YOUR INSTRUCTIONS -> Before copying, remove every picture, and then repeat all entries below precisely as written.

Collected data entries

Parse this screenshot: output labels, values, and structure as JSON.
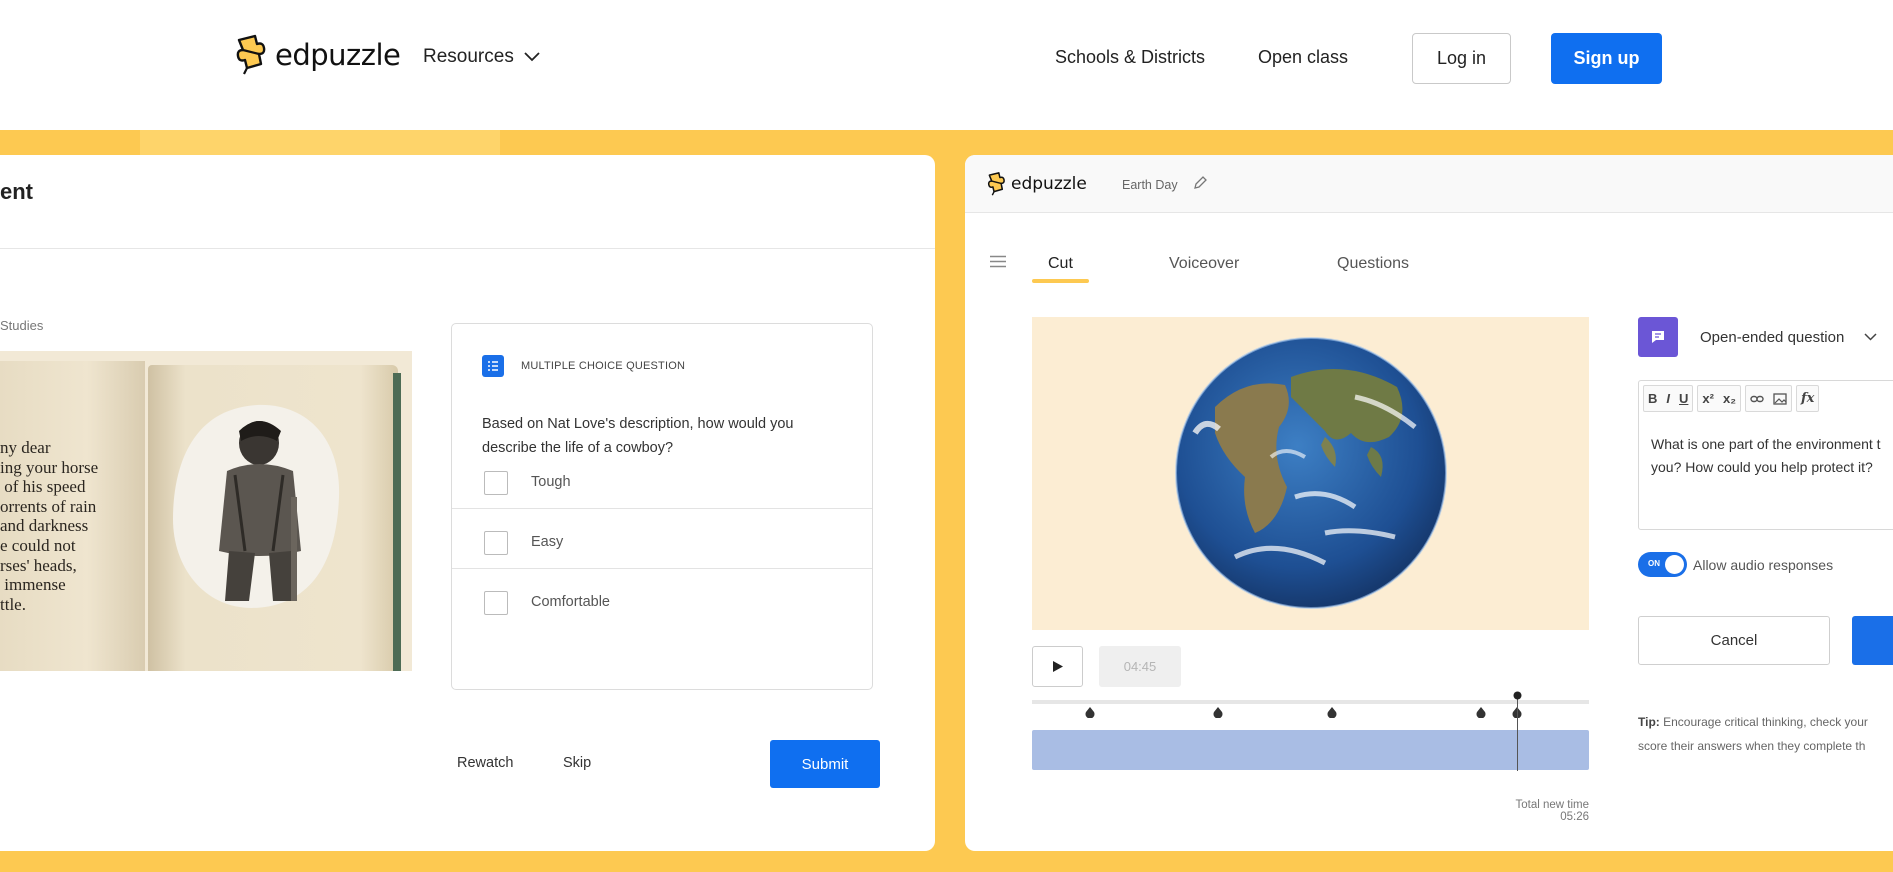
{
  "nav": {
    "logo_text": "edpuzzle",
    "resources": "Resources",
    "schools": "Schools & Districts",
    "open_class": "Open class",
    "login": "Log in",
    "signup": "Sign up"
  },
  "student": {
    "title": "ent",
    "subject": "Studies",
    "book_text": "ny dear\ning your horse\n of his speed\norrents of rain\nand darkness\ne could not\nrses' heads,\n immense\nttle.",
    "question_type": "MULTIPLE CHOICE QUESTION",
    "question": "Based on Nat Love's description, how would you describe the life of a cowboy?",
    "options": [
      "Tough",
      "Easy",
      "Comfortable"
    ],
    "rewatch": "Rewatch",
    "skip": "Skip",
    "submit": "Submit"
  },
  "editor": {
    "logo_text": "edpuzzle",
    "doc_title": "Earth Day",
    "tabs": [
      "Cut",
      "Voiceover",
      "Questions"
    ],
    "active_tab": "Cut",
    "time": "04:45",
    "total_time": "Total new time 05:26",
    "question_type": "Open-ended question",
    "toolbar": {
      "bold": "B",
      "italic": "I",
      "underline": "U",
      "superscript": "x²",
      "subscript": "x₂",
      "formula": "fx"
    },
    "question_text": "What is one part of the environment t\nyou? How could you help protect it?",
    "toggle_on": "ON",
    "toggle_label": "Allow audio responses",
    "cancel": "Cancel",
    "tip_label": "Tip:",
    "tip_text": " Encourage critical thinking, check your\nscore their answers when they complete th"
  },
  "colors": {
    "brand_yellow": "#fdc951",
    "primary_blue": "#0f6ff0",
    "question_purple": "#6b56d6",
    "timeline_blue": "#a9bde4"
  }
}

YOUR SOLUTION ->
Parse this screenshot: output labels, values, and structure as JSON.
{
  "nav": {
    "logo_text": "edpuzzle",
    "resources": "Resources",
    "schools": "Schools & Districts",
    "open_class": "Open class",
    "login": "Log in",
    "signup": "Sign up"
  },
  "student": {
    "title": "ent",
    "subject": "Studies",
    "book_text": "ny dear\ning your horse\n of his speed\norrents of rain\nand darkness\ne could not\nrses' heads,\n immense\nttle.",
    "question_type": "MULTIPLE CHOICE QUESTION",
    "question": "Based on Nat Love's description, how would you describe the life of a cowboy?",
    "options": [
      "Tough",
      "Easy",
      "Comfortable"
    ],
    "rewatch": "Rewatch",
    "skip": "Skip",
    "submit": "Submit"
  },
  "editor": {
    "logo_text": "edpuzzle",
    "doc_title": "Earth Day",
    "tabs": [
      "Cut",
      "Voiceover",
      "Questions"
    ],
    "active_tab": "Cut",
    "time": "04:45",
    "total_time": "Total new time 05:26",
    "question_type": "Open-ended question",
    "toolbar": {
      "bold": "B",
      "italic": "I",
      "underline": "U",
      "superscript": "x²",
      "subscript": "x₂",
      "formula": "fx"
    },
    "question_text": "What is one part of the environment t\nyou? How could you help protect it?",
    "toggle_on": "ON",
    "toggle_label": "Allow audio responses",
    "cancel": "Cancel",
    "tip_label": "Tip:",
    "tip_text": " Encourage critical thinking, check your\nscore their answers when they complete th"
  },
  "colors": {
    "brand_yellow": "#fdc951",
    "primary_blue": "#0f6ff0",
    "question_purple": "#6b56d6",
    "timeline_blue": "#a9bde4"
  }
}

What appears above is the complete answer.